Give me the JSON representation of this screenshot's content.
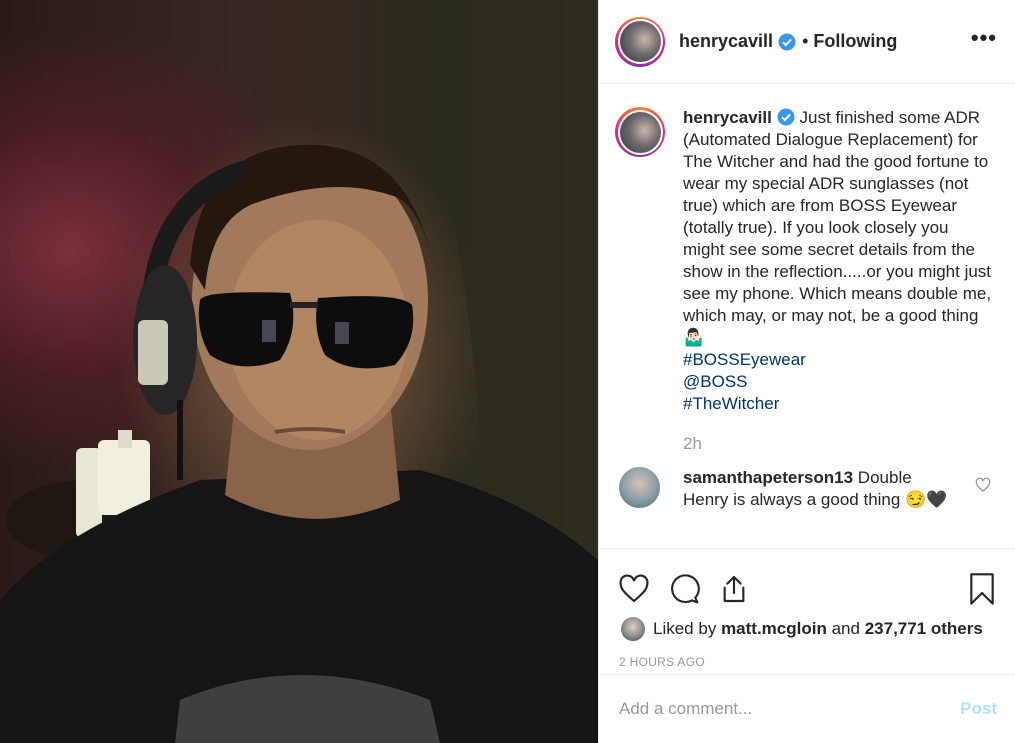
{
  "post": {
    "username": "henrycavill",
    "verified_icon": "verified-badge-icon",
    "separator": "•",
    "follow_state": "Following",
    "more_icon": "•••",
    "caption": {
      "username": "henrycavill",
      "text": " Just finished some ADR (Automated Dialogue Replacement) for The Witcher and had the good fortune to wear my special ADR sunglasses (not true) which are from BOSS Eyewear (totally true). If you look closely you might see some secret details from the show in the reflection.....or you might just see my phone. Which means double me, which may, or may not, be a good thing 🤷🏻‍♂️",
      "tags": [
        "#BOSSEyewear",
        "@BOSS",
        "#TheWitcher"
      ],
      "age": "2h"
    },
    "comments": [
      {
        "username": "samanthapeterson13",
        "text": " Double Henry is always a good thing 😏🖤"
      }
    ],
    "likes": {
      "prefix": "Liked by ",
      "user": "matt.mcgloin",
      "middle": " and ",
      "others": "237,771 others"
    },
    "timestamp": "2 HOURS AGO",
    "add_comment": {
      "placeholder": "Add a comment...",
      "post_label": "Post"
    },
    "colors": {
      "link": "#003569",
      "post_disabled": "#b2dffc",
      "verified": "#3897f0"
    }
  }
}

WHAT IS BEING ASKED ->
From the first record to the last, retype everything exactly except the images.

TASK OUTPUT ->
Give me the JSON representation of this screenshot's content.
{
  "post": {
    "username": "henrycavill",
    "verified_icon": "verified-badge-icon",
    "separator": "•",
    "follow_state": "Following",
    "more_icon": "•••",
    "caption": {
      "username": "henrycavill",
      "text": " Just finished some ADR (Automated Dialogue Replacement) for The Witcher and had the good fortune to wear my special ADR sunglasses (not true) which are from BOSS Eyewear (totally true). If you look closely you might see some secret details from the show in the reflection.....or you might just see my phone. Which means double me, which may, or may not, be a good thing 🤷🏻‍♂️",
      "tags": [
        "#BOSSEyewear",
        "@BOSS",
        "#TheWitcher"
      ],
      "age": "2h"
    },
    "comments": [
      {
        "username": "samanthapeterson13",
        "text": " Double Henry is always a good thing 😏🖤"
      }
    ],
    "likes": {
      "prefix": "Liked by ",
      "user": "matt.mcgloin",
      "middle": " and ",
      "others": "237,771 others"
    },
    "timestamp": "2 HOURS AGO",
    "add_comment": {
      "placeholder": "Add a comment...",
      "post_label": "Post"
    },
    "colors": {
      "link": "#003569",
      "post_disabled": "#b2dffc",
      "verified": "#3897f0"
    }
  }
}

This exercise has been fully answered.